Toothpaste, as we said, is a product that has high connect with users, and something that they don’t change easily. Those competing against Colgate have the option to address new users (like children), non users (persuade the rural population to migrate to toothpowder/toothpaste) or focus on niches (herbal toothpastes like Meswak). Regional players like Neem could maintain their hold through effective marketing.
The P&G threat. Procter & Gamble (P&G) is expected to launch either its Oral B or Crest brand of toothpaste in India. That will likely be the biggest threat to Colgate’s predominance in the country. P&G is world’s no. two oral care company just behind Colgate. Globally Colgate has managed to beat P&G in the toothpaste segment. It will be interesting to see how market shares change once P&G’s toothpaste enters this market.
Current competitors looking for cavities. Domestic competitors like HUL’s Pepsodent, Dabur’s Babool, Red toothpaste and Meswak have upped the ante. Both are giving Colgate a run for its money in rural areas with their low priced variants. All are now spending more than ever on their brands. The stress is beginning to show. Volume growth for Colgate came in at 10 per cent during Q4FY11 — the lowest in the last 12 quarters.
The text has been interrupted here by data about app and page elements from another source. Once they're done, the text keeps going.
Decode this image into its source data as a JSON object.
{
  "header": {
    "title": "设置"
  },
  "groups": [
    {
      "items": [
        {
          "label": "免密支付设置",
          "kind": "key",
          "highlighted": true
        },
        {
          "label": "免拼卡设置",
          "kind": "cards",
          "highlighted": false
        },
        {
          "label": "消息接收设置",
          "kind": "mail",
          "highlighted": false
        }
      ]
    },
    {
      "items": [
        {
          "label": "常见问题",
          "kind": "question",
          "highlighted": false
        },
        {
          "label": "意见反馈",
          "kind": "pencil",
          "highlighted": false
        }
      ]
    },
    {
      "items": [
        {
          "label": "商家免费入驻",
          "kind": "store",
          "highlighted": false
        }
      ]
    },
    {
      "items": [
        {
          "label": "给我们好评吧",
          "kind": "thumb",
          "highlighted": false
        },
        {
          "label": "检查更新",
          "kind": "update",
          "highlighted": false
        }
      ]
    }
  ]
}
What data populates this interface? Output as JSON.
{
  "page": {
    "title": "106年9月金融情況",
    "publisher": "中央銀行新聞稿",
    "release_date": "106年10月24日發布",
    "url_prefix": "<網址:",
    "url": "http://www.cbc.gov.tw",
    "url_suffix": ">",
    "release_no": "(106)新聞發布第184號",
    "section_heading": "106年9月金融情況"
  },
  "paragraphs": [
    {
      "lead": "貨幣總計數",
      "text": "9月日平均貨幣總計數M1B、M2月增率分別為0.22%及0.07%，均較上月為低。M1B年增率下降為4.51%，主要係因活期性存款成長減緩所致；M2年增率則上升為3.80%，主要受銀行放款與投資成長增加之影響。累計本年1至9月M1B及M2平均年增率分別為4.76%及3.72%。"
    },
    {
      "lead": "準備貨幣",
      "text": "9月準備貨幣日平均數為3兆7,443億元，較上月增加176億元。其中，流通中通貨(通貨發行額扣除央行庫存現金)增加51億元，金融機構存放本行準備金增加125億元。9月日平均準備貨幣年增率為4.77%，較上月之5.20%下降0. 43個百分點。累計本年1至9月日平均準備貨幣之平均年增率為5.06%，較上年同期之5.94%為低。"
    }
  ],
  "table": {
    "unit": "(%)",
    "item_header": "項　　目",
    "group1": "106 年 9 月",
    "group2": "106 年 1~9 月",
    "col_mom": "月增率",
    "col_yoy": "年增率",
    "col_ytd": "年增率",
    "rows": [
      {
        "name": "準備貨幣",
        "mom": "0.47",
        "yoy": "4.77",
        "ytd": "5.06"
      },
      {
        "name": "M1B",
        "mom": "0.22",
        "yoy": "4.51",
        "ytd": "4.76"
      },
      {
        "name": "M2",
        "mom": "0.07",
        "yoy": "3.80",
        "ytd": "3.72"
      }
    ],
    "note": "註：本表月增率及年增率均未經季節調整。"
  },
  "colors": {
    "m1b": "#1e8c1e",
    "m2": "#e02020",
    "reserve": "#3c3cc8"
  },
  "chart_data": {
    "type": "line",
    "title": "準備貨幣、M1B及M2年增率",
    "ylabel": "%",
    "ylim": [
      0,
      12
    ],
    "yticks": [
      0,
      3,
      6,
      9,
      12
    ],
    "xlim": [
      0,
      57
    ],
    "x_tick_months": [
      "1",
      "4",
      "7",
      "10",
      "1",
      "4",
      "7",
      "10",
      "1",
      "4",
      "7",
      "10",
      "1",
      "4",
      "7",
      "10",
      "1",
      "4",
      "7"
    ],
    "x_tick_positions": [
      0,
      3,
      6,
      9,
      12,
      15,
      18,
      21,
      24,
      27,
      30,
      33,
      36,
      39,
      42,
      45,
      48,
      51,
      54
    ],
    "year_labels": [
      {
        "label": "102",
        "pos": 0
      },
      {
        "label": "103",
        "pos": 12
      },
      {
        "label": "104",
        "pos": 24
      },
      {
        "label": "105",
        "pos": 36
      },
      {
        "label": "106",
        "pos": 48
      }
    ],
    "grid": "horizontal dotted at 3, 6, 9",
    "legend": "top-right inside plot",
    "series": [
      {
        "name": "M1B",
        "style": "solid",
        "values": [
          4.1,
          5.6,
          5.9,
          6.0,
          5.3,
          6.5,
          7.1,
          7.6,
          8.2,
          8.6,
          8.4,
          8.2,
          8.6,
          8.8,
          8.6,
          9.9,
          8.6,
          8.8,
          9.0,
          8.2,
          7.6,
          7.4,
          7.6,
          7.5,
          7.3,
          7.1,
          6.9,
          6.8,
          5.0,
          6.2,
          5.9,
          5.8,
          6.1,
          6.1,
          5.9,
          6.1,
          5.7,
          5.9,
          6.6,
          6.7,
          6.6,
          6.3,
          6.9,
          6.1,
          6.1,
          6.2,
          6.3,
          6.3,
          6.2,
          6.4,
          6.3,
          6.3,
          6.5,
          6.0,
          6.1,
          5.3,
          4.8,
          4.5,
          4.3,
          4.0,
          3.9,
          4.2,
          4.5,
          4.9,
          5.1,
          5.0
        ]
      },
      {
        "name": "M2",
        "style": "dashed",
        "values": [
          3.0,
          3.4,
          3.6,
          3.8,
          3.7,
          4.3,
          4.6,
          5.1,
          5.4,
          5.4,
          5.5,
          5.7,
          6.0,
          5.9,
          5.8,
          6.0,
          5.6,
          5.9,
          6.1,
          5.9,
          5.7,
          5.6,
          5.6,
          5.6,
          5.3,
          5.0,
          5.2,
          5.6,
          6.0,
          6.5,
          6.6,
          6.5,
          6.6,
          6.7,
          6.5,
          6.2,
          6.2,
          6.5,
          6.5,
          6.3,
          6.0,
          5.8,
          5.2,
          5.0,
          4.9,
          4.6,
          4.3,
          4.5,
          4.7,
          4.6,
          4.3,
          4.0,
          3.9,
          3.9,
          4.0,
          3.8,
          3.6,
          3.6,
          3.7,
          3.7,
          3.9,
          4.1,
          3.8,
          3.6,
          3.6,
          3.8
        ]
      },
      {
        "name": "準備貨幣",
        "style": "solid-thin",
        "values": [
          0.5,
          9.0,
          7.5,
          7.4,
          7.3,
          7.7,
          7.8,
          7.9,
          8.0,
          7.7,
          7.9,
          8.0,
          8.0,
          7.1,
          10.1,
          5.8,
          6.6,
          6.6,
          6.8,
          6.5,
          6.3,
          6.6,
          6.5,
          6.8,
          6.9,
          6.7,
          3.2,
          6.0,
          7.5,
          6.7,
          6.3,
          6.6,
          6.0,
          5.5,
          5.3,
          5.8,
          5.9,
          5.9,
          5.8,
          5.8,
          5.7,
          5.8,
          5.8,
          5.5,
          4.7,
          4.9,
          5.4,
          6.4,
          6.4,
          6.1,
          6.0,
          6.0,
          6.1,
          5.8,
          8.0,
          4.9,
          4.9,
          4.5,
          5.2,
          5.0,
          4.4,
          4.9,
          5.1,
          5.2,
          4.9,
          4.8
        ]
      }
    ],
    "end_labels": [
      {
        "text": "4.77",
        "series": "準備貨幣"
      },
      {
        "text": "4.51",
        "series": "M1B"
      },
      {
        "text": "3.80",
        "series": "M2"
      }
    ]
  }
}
In future, strong rural reach by both HUL and Dabur could possibly slow down Colgate’s volume growth.
So far Colgate has managed to fend off all its competitors successfully. Pumped up by higher ad spends, the company has managed not only to maintain its market share but has even increased it steadily. It is advantage Colgate so far.
Higher advertising costs. Colgate spent 13.4 per cent of its revenues on ad spends during Q4FY11 (20.9 per cent in Q3FY11). That is among the highest in the category. Look at it another way: Colgate currently spends around 70 per cent more on ad spends today than it did five years earlier. Ad spends are expected to remain in the range of 15-16 per cent for Colgate in the immediate term.
Lower margins. High ad spends along with higher packaging costs due to rise in crude prices and other input prices (mint and menthol) impacted EBITDA margin by 287 basis points (bps) y-o-y in Q4FY11; it declined to 24 per cent. On a full-year basis, EBITDA margin for FY11 declined by 138 bps to 20.3 per cent. Margin expansion could continue to be muted on account of higher ad spends.
Over the last five years, the company’s revenue has grown at a compounded annual growth rate (CAGR) of 16 per cent while its profit after tax has grown at 30 per cent. It is a debt-free company. Over the last five years, it has clocked a very high average return on equity of 105 per cent.
In Q4FY11, Colgate reported revenue growth of 12.6 per cent y-o-y to Rs 581 crore, largely driven by volume growth in the toothpaste category. Overall volume growth came in at 12 per cent for the quarter. Only toothpowders registered a marginal decline in volumes. All of Colgate’s core brands, i.e., Colgate Dental Cream, Active Salt, Max Fresh and Cibaca did well. Earnings took a hit of 0.3 per cent (in Q4FY11) to `114.1 crore on account of a 150 per cent jump in tax rates as the Baddi plant lost its tax benefits. In future, tax benefits will decline from 100 per cent to 30 per cent.
Currently the stock is trading at a 12-month trailing PE of 32.77, which is higher than its five-year median PE of 26.1. Thus the company is trading at a level that is higher than its own historical levels.
This is not the best of times to accumulate this stock. The annualised earnings growth of the company over the last five years stands at 23.95 per cent. This gives it a price-earnings to growth (PEG) ratio of 1.37, which is rather high. Wait for a market correction before accumulating the stock.